WASHINGTON -- Democrats in Congress demanded on Thursday that any upcoming "fiscal cliff" deal include a continuation of federal unemployment insurance, which is set to expire at the end of the year.
"We have 2 million families that are in a very difficult situation if we do not extend unemployment insurance benefits," Sen. Jack Reed (D-R.I.) said during a press conference at the Capitol. "This is the real cliff."
Unless Congress acts to reauthorize federal benefits for the long-term unemployed, 2 million laid off workers will abruptly stop receiving benefits after Dec. 29, according to the National Employment Law Project, a worker advocacy and research group.

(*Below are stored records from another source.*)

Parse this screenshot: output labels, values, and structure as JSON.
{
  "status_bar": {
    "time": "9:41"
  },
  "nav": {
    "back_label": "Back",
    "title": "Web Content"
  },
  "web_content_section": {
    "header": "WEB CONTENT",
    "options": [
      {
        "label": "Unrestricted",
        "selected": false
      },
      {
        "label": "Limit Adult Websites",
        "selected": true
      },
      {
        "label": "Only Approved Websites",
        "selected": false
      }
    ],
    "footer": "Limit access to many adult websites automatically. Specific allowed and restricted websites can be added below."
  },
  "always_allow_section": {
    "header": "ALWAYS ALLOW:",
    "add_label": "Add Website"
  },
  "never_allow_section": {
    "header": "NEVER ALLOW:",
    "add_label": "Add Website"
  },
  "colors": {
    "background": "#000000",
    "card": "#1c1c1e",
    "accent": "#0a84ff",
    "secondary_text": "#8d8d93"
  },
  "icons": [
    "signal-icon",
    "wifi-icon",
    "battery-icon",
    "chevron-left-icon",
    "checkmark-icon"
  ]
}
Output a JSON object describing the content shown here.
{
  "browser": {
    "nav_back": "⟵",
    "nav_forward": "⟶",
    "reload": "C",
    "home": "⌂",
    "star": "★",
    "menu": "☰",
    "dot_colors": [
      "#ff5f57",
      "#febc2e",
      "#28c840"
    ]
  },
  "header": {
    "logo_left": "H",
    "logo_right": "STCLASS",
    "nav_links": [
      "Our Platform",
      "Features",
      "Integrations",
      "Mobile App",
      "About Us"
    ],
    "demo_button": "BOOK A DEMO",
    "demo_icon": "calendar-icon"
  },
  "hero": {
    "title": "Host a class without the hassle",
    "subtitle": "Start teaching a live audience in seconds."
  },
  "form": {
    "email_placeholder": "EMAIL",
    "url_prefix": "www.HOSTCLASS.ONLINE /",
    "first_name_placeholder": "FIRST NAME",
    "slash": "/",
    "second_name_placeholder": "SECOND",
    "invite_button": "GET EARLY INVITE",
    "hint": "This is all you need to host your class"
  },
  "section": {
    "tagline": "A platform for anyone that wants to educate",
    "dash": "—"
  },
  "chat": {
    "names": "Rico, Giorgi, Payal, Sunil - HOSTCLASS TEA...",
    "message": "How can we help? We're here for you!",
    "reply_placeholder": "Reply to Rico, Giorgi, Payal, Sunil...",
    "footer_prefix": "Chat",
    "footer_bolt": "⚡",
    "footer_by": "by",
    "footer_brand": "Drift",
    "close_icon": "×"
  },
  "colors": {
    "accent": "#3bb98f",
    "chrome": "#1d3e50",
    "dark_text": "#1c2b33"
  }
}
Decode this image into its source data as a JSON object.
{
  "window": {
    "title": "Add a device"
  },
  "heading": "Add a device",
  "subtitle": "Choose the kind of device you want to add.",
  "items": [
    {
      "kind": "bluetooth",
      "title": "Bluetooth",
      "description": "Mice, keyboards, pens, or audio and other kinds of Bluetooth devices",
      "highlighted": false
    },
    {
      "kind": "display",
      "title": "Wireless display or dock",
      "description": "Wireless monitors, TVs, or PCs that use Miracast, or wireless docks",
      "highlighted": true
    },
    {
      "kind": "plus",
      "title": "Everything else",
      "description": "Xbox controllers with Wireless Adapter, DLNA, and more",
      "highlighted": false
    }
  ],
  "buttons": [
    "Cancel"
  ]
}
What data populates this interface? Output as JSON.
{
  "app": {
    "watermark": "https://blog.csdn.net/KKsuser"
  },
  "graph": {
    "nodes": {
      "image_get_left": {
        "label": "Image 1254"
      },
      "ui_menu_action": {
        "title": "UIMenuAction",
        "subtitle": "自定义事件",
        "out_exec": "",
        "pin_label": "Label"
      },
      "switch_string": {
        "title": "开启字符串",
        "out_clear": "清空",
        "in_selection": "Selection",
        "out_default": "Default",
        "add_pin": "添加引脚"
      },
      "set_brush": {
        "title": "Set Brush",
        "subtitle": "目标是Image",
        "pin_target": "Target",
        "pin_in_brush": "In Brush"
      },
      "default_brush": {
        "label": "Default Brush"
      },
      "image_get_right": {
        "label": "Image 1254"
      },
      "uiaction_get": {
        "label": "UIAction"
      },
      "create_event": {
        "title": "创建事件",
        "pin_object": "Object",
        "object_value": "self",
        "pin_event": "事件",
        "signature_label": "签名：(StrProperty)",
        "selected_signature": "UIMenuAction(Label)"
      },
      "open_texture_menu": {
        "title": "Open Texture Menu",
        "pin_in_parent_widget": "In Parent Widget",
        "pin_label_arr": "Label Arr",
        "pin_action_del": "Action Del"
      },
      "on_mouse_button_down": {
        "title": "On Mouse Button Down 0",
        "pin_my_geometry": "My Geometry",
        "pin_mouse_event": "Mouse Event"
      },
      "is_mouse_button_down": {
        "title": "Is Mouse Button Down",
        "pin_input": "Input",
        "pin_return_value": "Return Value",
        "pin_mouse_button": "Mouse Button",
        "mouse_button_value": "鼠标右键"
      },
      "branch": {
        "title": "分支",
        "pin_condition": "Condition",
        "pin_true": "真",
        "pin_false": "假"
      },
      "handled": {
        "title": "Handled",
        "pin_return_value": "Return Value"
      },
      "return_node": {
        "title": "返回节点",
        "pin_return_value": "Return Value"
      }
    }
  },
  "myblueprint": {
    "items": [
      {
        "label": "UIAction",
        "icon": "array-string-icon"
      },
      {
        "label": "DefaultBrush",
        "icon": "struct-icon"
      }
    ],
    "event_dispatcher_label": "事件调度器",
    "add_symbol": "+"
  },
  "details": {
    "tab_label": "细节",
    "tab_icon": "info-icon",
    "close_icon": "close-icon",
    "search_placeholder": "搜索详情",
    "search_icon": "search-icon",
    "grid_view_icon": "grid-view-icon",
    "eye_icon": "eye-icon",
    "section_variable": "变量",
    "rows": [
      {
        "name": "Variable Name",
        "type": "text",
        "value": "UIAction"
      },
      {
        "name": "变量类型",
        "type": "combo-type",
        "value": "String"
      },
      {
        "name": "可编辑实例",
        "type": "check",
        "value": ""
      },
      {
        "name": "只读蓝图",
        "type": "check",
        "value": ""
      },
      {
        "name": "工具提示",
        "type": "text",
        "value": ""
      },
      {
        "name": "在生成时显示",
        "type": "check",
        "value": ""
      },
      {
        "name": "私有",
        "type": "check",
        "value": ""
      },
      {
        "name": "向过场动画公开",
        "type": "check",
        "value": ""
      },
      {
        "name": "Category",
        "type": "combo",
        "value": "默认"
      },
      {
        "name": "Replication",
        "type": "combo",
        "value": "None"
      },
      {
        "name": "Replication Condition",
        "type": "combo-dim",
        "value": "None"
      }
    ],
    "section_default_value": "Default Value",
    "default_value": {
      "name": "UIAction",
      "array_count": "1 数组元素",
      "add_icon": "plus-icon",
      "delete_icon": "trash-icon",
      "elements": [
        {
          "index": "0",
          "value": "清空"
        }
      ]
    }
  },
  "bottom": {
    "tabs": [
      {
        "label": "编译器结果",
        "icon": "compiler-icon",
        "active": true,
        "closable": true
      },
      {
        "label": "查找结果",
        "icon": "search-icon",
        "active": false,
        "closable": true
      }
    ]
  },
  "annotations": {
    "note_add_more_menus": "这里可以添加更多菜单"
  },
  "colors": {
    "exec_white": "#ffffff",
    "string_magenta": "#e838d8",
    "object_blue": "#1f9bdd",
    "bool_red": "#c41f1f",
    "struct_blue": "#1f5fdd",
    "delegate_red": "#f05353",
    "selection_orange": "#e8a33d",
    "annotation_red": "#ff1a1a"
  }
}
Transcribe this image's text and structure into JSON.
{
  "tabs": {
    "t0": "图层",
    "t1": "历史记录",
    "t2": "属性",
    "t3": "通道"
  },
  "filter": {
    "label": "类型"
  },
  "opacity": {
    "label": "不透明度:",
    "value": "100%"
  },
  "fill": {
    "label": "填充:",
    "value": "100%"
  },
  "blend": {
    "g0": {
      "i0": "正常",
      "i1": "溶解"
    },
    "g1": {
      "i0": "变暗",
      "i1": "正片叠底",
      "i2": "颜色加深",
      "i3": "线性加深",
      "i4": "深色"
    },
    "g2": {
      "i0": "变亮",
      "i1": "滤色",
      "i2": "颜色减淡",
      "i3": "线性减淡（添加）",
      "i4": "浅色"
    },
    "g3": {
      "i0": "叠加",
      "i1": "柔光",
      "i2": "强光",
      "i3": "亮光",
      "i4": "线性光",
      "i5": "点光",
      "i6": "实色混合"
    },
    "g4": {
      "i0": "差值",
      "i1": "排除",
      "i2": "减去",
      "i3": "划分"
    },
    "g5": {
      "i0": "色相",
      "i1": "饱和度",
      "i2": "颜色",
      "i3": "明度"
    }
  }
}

The unemployment lapse is one of the less-noticed elements of the so-called fiscal cliff, the moment at which a combination of spending cuts and tax hikes is scheduled to take effect. The biggest disagreement is over expiring Bush-era tax cuts; top Republicans want to keep all the cuts, while Democrats only want to renew them for annual household incomes below $250,000.
"The dire consequences of failing to help jobless Americans are not debatable," Sen. Tom Harkin (D-Iowa) said. "If there is an agreement on the fiscal cliff, unemployment insurance must be included. If there is not an agreement reached, we must extend unemployment separately."